◆ Task brief
Copy nothing but the line with "What's the underlying" and the lines that follow it to the end of the entries below, and keep the pictures out.
*** Block opens ***
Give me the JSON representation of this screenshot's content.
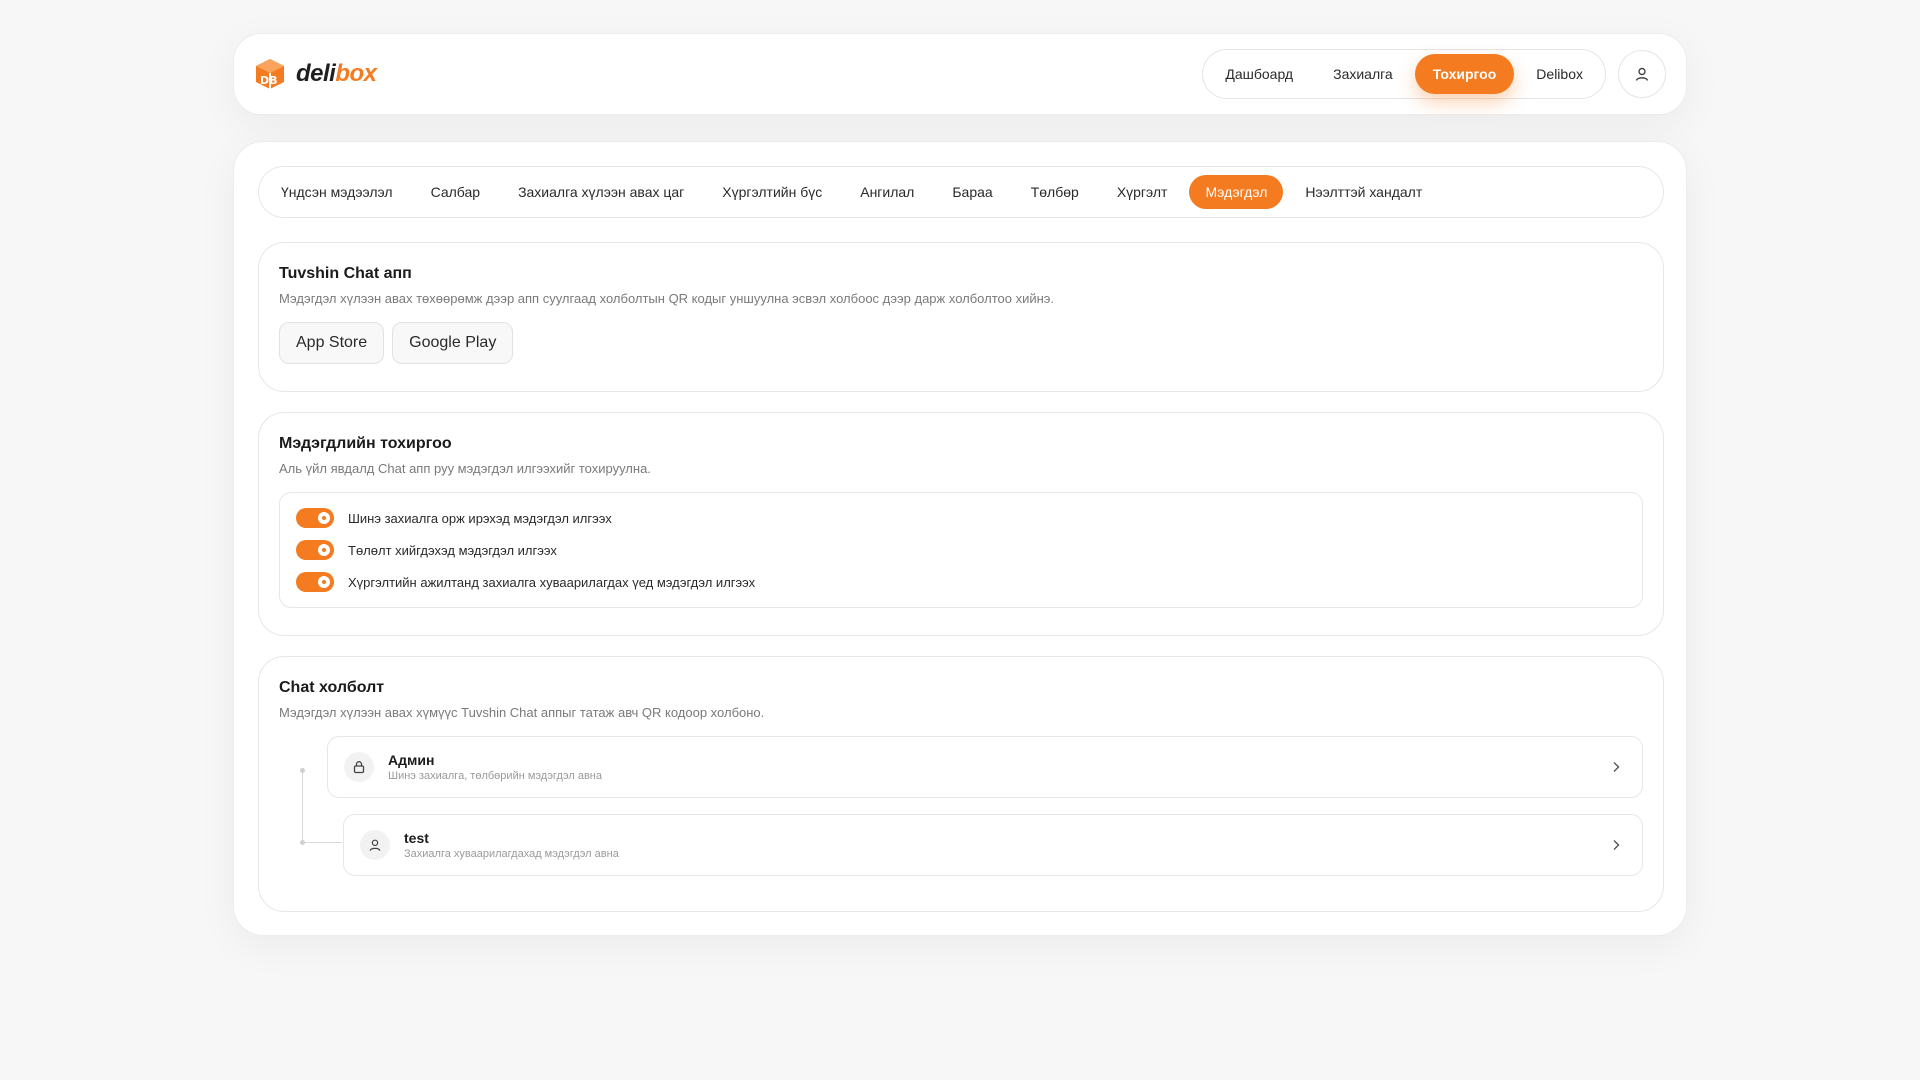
{
  "brand": {
    "name_part1": "deli",
    "name_part2": "box",
    "accent": "#f47b20"
  },
  "nav": {
    "items": [
      {
        "label": "Дашбоард",
        "active": false
      },
      {
        "label": "Захиалга",
        "active": false
      },
      {
        "label": "Тохиргоо",
        "active": true
      },
      {
        "label": "Delibox",
        "active": false
      }
    ],
    "user_icon": "user-icon"
  },
  "tabs": [
    {
      "label": "Үндсэн мэдээлэл",
      "active": false
    },
    {
      "label": "Салбар",
      "active": false
    },
    {
      "label": "Захиалга хүлээн авах цаг",
      "active": false
    },
    {
      "label": "Хүргэлтийн бүс",
      "active": false
    },
    {
      "label": "Ангилал",
      "active": false
    },
    {
      "label": "Бараа",
      "active": false
    },
    {
      "label": "Төлбөр",
      "active": false
    },
    {
      "label": "Хүргэлт",
      "active": false
    },
    {
      "label": "Мэдэгдэл",
      "active": true
    },
    {
      "label": "Нээлттэй хандалт",
      "active": false
    }
  ],
  "chat_app": {
    "title": "Tuvshin Chat апп",
    "description": "Мэдэгдэл хүлээн авах төхөөрөмж дээр апп суулгаад холболтын QR кодыг уншуулна эсвэл холбоос дээр дарж холболтоо хийнэ.",
    "app_store": "App Store",
    "google_play": "Google Play"
  },
  "notification_settings": {
    "title": "Мэдэгдлийн тохиргоо",
    "description": "Аль үйл явдалд Chat апп руу мэдэгдэл илгээхийг тохируулна.",
    "toggles": [
      {
        "label": "Шинэ захиалга орж ирэхэд мэдэгдэл илгээх",
        "on": true
      },
      {
        "label": "Төлөлт хийгдэхэд мэдэгдэл илгээх",
        "on": true
      },
      {
        "label": "Хүргэлтийн ажилтанд захиалга хуваарилагдах үед мэдэгдэл илгээх",
        "on": true
      }
    ]
  },
  "chat_connection": {
    "title": "Chat холболт",
    "description": "Мэдэгдэл хүлээн авах хүмүүс Tuvshin Chat аппыг татаж авч QR кодоор холбоно.",
    "contacts": [
      {
        "name": "Админ",
        "subtitle": "Шинэ захиалга, төлбөрийн мэдэгдэл авна",
        "icon": "lock-icon"
      },
      {
        "name": "test",
        "subtitle": "Захиалга хуваарилагдахад мэдэгдэл авна",
        "icon": "user-icon"
      }
    ]
  }
}
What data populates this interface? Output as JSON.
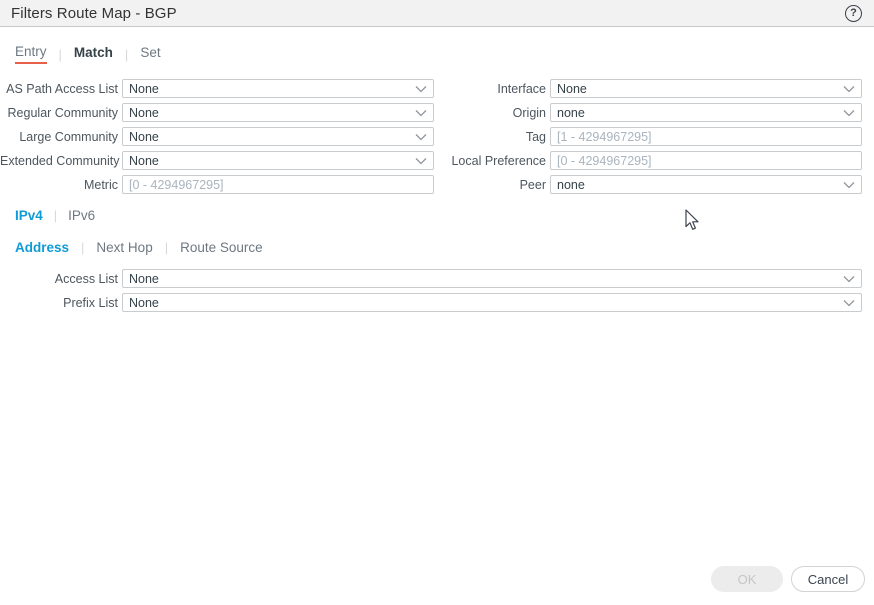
{
  "dialog": {
    "title": "Filters Route Map - BGP"
  },
  "icons": {
    "help": "?"
  },
  "tabs": [
    {
      "label": "Entry"
    },
    {
      "label": "Match"
    },
    {
      "label": "Set"
    }
  ],
  "match_form": {
    "left": [
      {
        "label": "AS Path Access List",
        "type": "select",
        "value": "None"
      },
      {
        "label": "Regular Community",
        "type": "select",
        "value": "None"
      },
      {
        "label": "Large Community",
        "type": "select",
        "value": "None"
      },
      {
        "label": "Extended Community",
        "type": "select",
        "value": "None"
      },
      {
        "label": "Metric",
        "type": "input",
        "placeholder": "[0 - 4294967295]"
      }
    ],
    "right": [
      {
        "label": "Interface",
        "type": "select",
        "value": "None"
      },
      {
        "label": "Origin",
        "type": "select",
        "value": "none"
      },
      {
        "label": "Tag",
        "type": "input",
        "placeholder": "[1 - 4294967295]"
      },
      {
        "label": "Local Preference",
        "type": "input",
        "placeholder": "[0 - 4294967295]"
      },
      {
        "label": "Peer",
        "type": "select",
        "value": "none"
      }
    ]
  },
  "ip_tabs": [
    {
      "label": "IPv4",
      "active": true
    },
    {
      "label": "IPv6",
      "active": false
    }
  ],
  "sub_tabs": [
    {
      "label": "Address",
      "active": true
    },
    {
      "label": "Next Hop",
      "active": false
    },
    {
      "label": "Route Source",
      "active": false
    }
  ],
  "address_form": [
    {
      "label": "Access List",
      "type": "select",
      "value": "None"
    },
    {
      "label": "Prefix List",
      "type": "select",
      "value": "None"
    }
  ],
  "footer": {
    "ok_label": "OK",
    "cancel_label": "Cancel"
  },
  "colors": {
    "accent_blue": "#0e9cd6",
    "tab_underline_red": "#e8604c",
    "header_bg": "#f2f2f2",
    "field_border": "#c8ccce",
    "placeholder": "#a9b4be",
    "disabled_button_bg": "#ececec"
  }
}
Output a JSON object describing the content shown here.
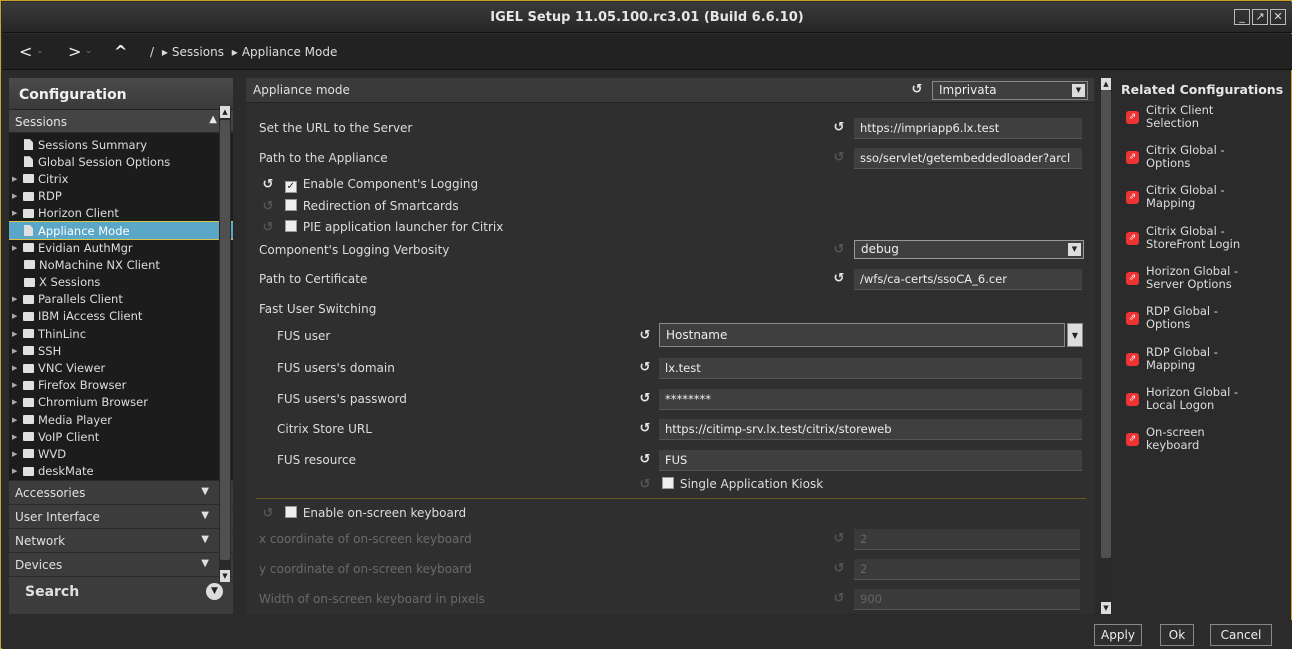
{
  "window": {
    "title": "IGEL Setup 11.05.100.rc3.01 (Build 6.6.10)",
    "btn_min": "_",
    "btn_max": "↗",
    "btn_close": "✕"
  },
  "nav": {
    "back": "<",
    "forward": ">",
    "up": "^",
    "dd": "⌄",
    "root": "/",
    "crumb1": "Sessions",
    "crumb2": "Appliance Mode"
  },
  "left": {
    "title": "Configuration",
    "sessions_header": "Sessions",
    "tree": [
      {
        "label": "Sessions Summary",
        "type": "doc"
      },
      {
        "label": "Global Session Options",
        "type": "doc"
      },
      {
        "label": "Citrix",
        "type": "folder"
      },
      {
        "label": "RDP",
        "type": "folder"
      },
      {
        "label": "Horizon Client",
        "type": "folder"
      },
      {
        "label": "Appliance Mode",
        "type": "doc"
      },
      {
        "label": "Evidian AuthMgr",
        "type": "folder"
      },
      {
        "label": "NoMachine NX Client",
        "type": "folder"
      },
      {
        "label": "X Sessions",
        "type": "folder"
      },
      {
        "label": "Parallels Client",
        "type": "folder"
      },
      {
        "label": "IBM iAccess Client",
        "type": "folder"
      },
      {
        "label": "ThinLinc",
        "type": "folder"
      },
      {
        "label": "SSH",
        "type": "folder"
      },
      {
        "label": "VNC Viewer",
        "type": "folder"
      },
      {
        "label": "Firefox Browser",
        "type": "folder"
      },
      {
        "label": "Chromium Browser",
        "type": "folder"
      },
      {
        "label": "Media Player",
        "type": "folder"
      },
      {
        "label": "VoIP Client",
        "type": "folder"
      },
      {
        "label": "WVD",
        "type": "folder"
      },
      {
        "label": "deskMate",
        "type": "folder"
      }
    ],
    "accessories": "Accessories",
    "user_interface": "User Interface",
    "network": "Network",
    "devices": "Devices",
    "search": "Search"
  },
  "main": {
    "header": "Appliance mode",
    "mode_value": "Imprivata",
    "url_label": "Set the URL to the Server",
    "url_value": "https://impriapp6.lx.test",
    "path_label": "Path to the Appliance",
    "path_value": "sso/servlet/getembeddedloader?arcl",
    "enable_logging": "Enable Component's Logging",
    "redirection": "Redirection of Smartcards",
    "pie_launcher": "PIE application launcher for Citrix",
    "verbosity_label": "Component's Logging Verbosity",
    "verbosity_value": "debug",
    "cert_label": "Path to Certificate",
    "cert_value": "/wfs/ca-certs/ssoCA_6.cer",
    "fus_header": "Fast User Switching",
    "fus_user_label": "FUS user",
    "fus_user_value": "Hostname",
    "fus_domain_label": "FUS users's domain",
    "fus_domain_value": "lx.test",
    "fus_password_label": "FUS users's password",
    "fus_password_value": "********",
    "citrix_store_label": "Citrix Store URL",
    "citrix_store_value": "https://citimp-srv.lx.test/citrix/storeweb",
    "fus_resource_label": "FUS resource",
    "fus_resource_value": "FUS",
    "single_kiosk": "Single Application Kiosk",
    "enable_osk": "Enable on-screen keyboard",
    "osk_x_label": "x coordinate of on-screen keyboard",
    "osk_x_value": "2",
    "osk_y_label": "y coordinate of on-screen keyboard",
    "osk_y_value": "2",
    "osk_w_label": "Width of on-screen keyboard in pixels",
    "osk_w_value": "900"
  },
  "right": {
    "title": "Related Configurations",
    "items": [
      {
        "l1": "Citrix Client",
        "l2": "Selection"
      },
      {
        "l1": "Citrix Global -",
        "l2": "Options"
      },
      {
        "l1": "Citrix Global -",
        "l2": "Mapping"
      },
      {
        "l1": "Citrix Global -",
        "l2": "StoreFront Login"
      },
      {
        "l1": "Horizon Global -",
        "l2": "Server Options"
      },
      {
        "l1": "RDP Global -",
        "l2": "Options"
      },
      {
        "l1": "RDP Global -",
        "l2": "Mapping"
      },
      {
        "l1": "Horizon Global -",
        "l2": "Local Logon"
      },
      {
        "l1": "On-screen",
        "l2": "keyboard"
      }
    ]
  },
  "buttons": {
    "apply": "Apply",
    "ok": "Ok",
    "cancel": "Cancel"
  },
  "colors": {
    "accent_border": "#c9a227",
    "selected_bg": "#5aa7c7",
    "related_icon": "#e33333"
  }
}
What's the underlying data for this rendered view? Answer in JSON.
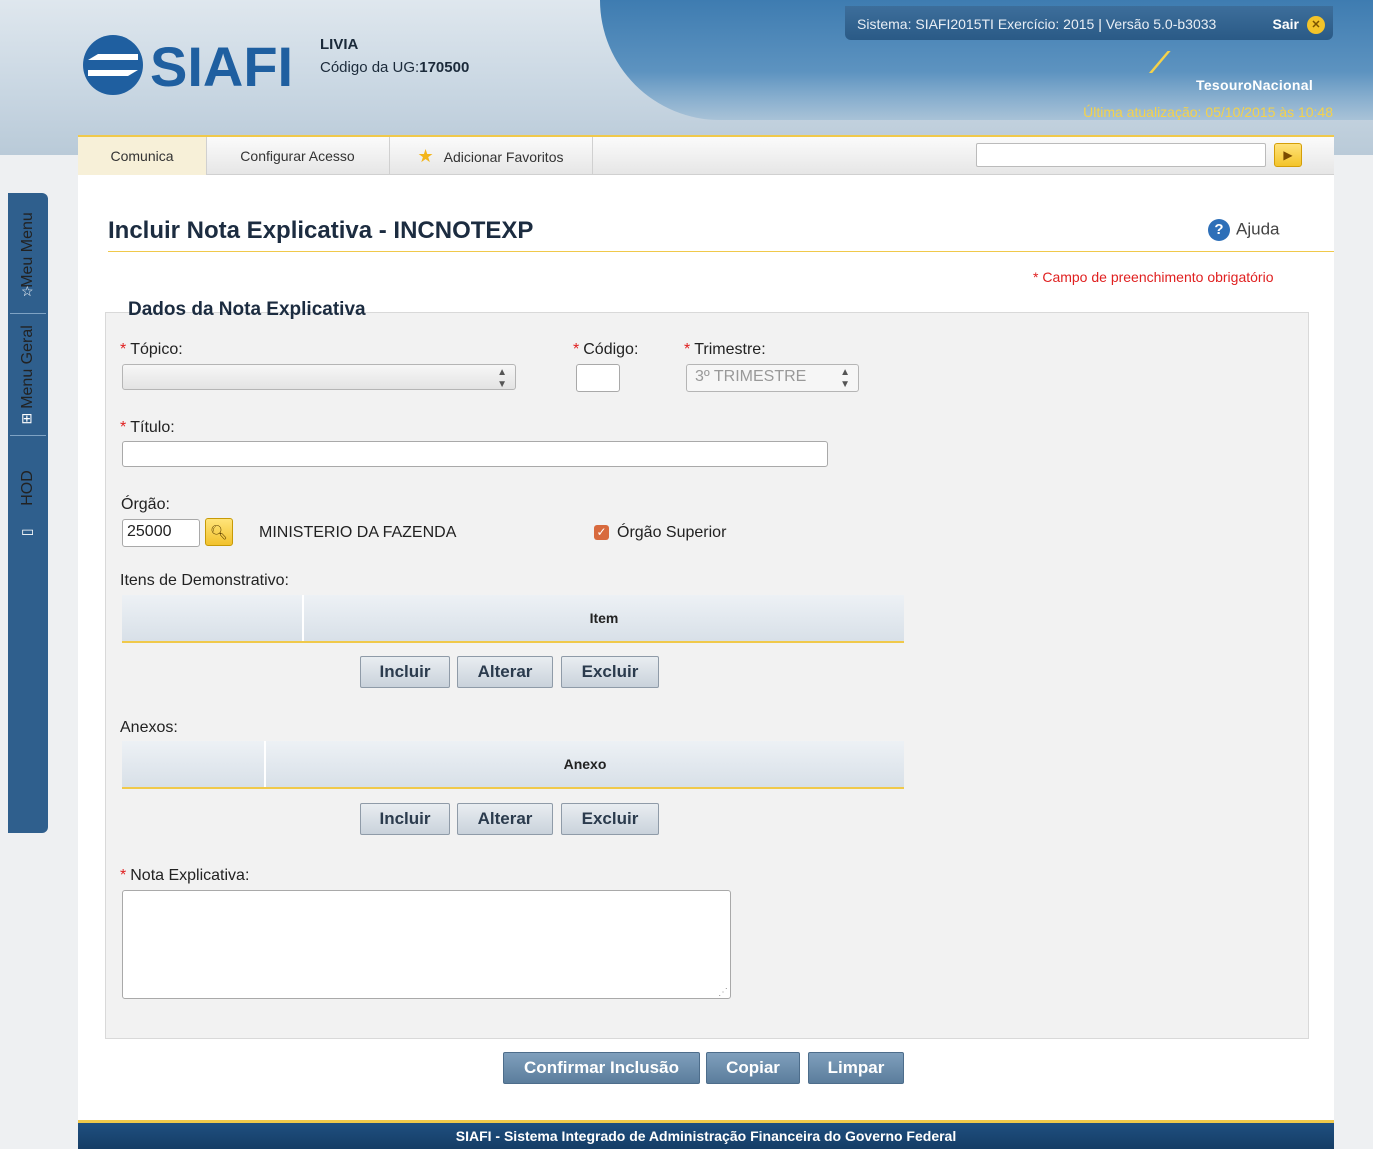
{
  "header": {
    "user_name": "LIVIA",
    "ug_label": "Código da UG:",
    "ug_value": "170500",
    "system_info": "Sistema: SIAFI2015TI Exercício: 2015",
    "version": "Versão 5.0-b3033",
    "sair_label": "Sair",
    "org_name": "TesouroNacional",
    "last_update": "Última atualização: 05/10/2015 às 10:48",
    "colors": {
      "accent": "#f0c94b",
      "brand_blue": "#2d6fa8"
    }
  },
  "menubar": {
    "items": [
      "Comunica",
      "Configurar Acesso",
      "Adicionar Favoritos"
    ],
    "search_value": ""
  },
  "sidebar": {
    "tabs": [
      "Meu Menu",
      "Menu Geral",
      "HOD"
    ]
  },
  "page": {
    "title": "Incluir Nota Explicativa - INCNOTEXP",
    "help_label": "Ajuda",
    "required_note": "* Campo de preenchimento obrigatório",
    "section_title": "Dados da Nota Explicativa"
  },
  "form": {
    "topico_label": "Tópico:",
    "topico_value": "",
    "codigo_label": "Código:",
    "codigo_value": "",
    "trimestre_label": "Trimestre:",
    "trimestre_value": "3º TRIMESTRE",
    "titulo_label": "Título:",
    "titulo_value": "",
    "orgao_label": "Órgão:",
    "orgao_value": "25000",
    "orgao_name": "MINISTERIO DA FAZENDA",
    "orgao_superior_label": "Órgão Superior",
    "orgao_superior_checked": true,
    "itens_label": "Itens de Demonstrativo:",
    "itens_column": "Item",
    "anexos_label": "Anexos:",
    "anexos_column": "Anexo",
    "btn_incluir": "Incluir",
    "btn_alterar": "Alterar",
    "btn_excluir": "Excluir",
    "nota_label": "Nota Explicativa:",
    "nota_value": ""
  },
  "actions": {
    "confirmar": "Confirmar Inclusão",
    "copiar": "Copiar",
    "limpar": "Limpar"
  },
  "footer": {
    "text": "SIAFI - Sistema Integrado de Administração Financeira do Governo Federal"
  }
}
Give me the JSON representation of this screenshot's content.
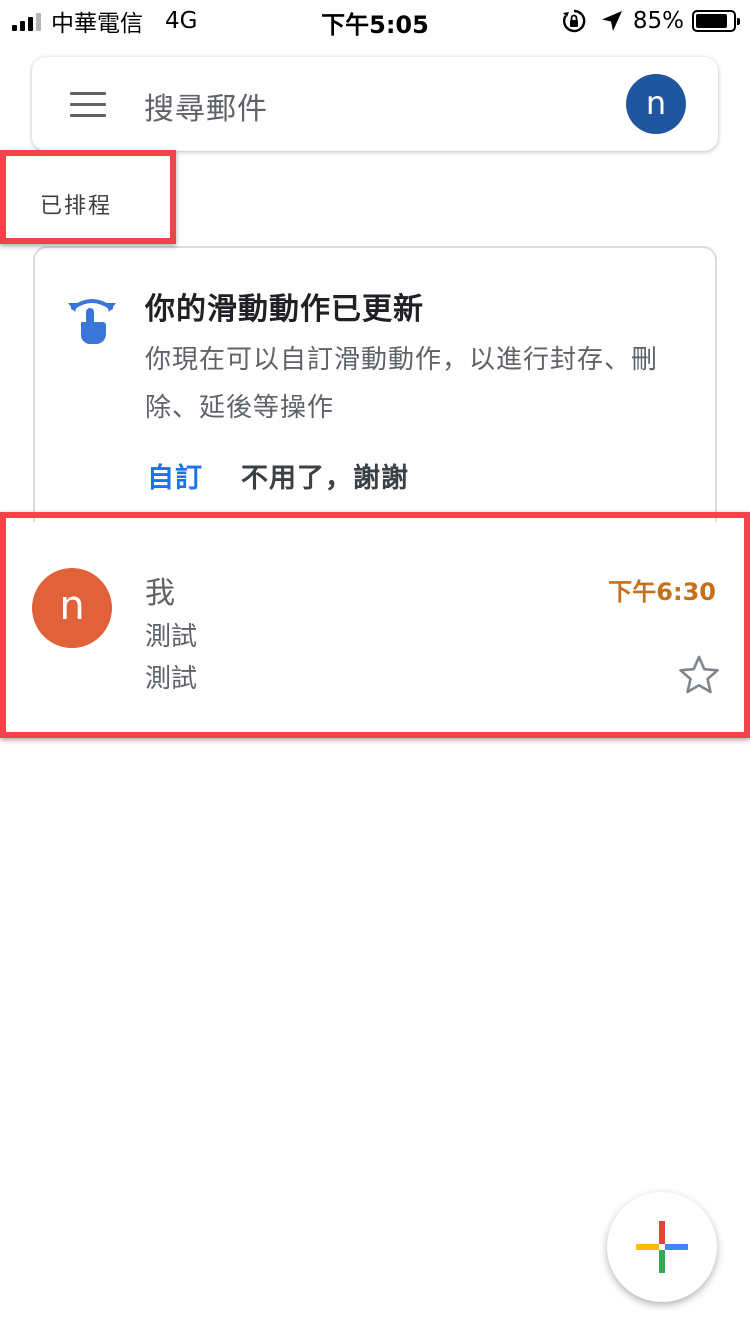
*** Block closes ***
◆ Completed exercise
What's the underlying data for this rendered view? Answer in JSON.
{
  "header": {
    "user_name": "LIVIA",
    "ug_label": "Código da UG:",
    "ug_value": "170500",
    "system_info": "Sistema: SIAFI2015TI Exercício: 2015",
    "version": "Versão 5.0-b3033",
    "sair_label": "Sair",
    "org_name": "TesouroNacional",
    "last_update": "Última atualização: 05/10/2015 às 10:48",
    "colors": {
      "accent": "#f0c94b",
      "brand_blue": "#2d6fa8"
    }
  },
  "menubar": {
    "items": [
      "Comunica",
      "Configurar Acesso",
      "Adicionar Favoritos"
    ],
    "search_value": ""
  },
  "sidebar": {
    "tabs": [
      "Meu Menu",
      "Menu Geral",
      "HOD"
    ]
  },
  "page": {
    "title": "Incluir Nota Explicativa - INCNOTEXP",
    "help_label": "Ajuda",
    "required_note": "* Campo de preenchimento obrigatório",
    "section_title": "Dados da Nota Explicativa"
  },
  "form": {
    "topico_label": "Tópico:",
    "topico_value": "",
    "codigo_label": "Código:",
    "codigo_value": "",
    "trimestre_label": "Trimestre:",
    "trimestre_value": "3º TRIMESTRE",
    "titulo_label": "Título:",
    "titulo_value": "",
    "orgao_label": "Órgão:",
    "orgao_value": "25000",
    "orgao_name": "MINISTERIO DA FAZENDA",
    "orgao_superior_label": "Órgão Superior",
    "orgao_superior_checked": true,
    "itens_label": "Itens de Demonstrativo:",
    "itens_column": "Item",
    "anexos_label": "Anexos:",
    "anexos_column": "Anexo",
    "btn_incluir": "Incluir",
    "btn_alterar": "Alterar",
    "btn_excluir": "Excluir",
    "nota_label": "Nota Explicativa:",
    "nota_value": ""
  },
  "actions": {
    "confirmar": "Confirmar Inclusão",
    "copiar": "Copiar",
    "limpar": "Limpar"
  },
  "footer": {
    "text": "SIAFI - Sistema Integrado de Administração Financeira do Governo Federal"
  }
}
Give me the JSON representation of this screenshot's content.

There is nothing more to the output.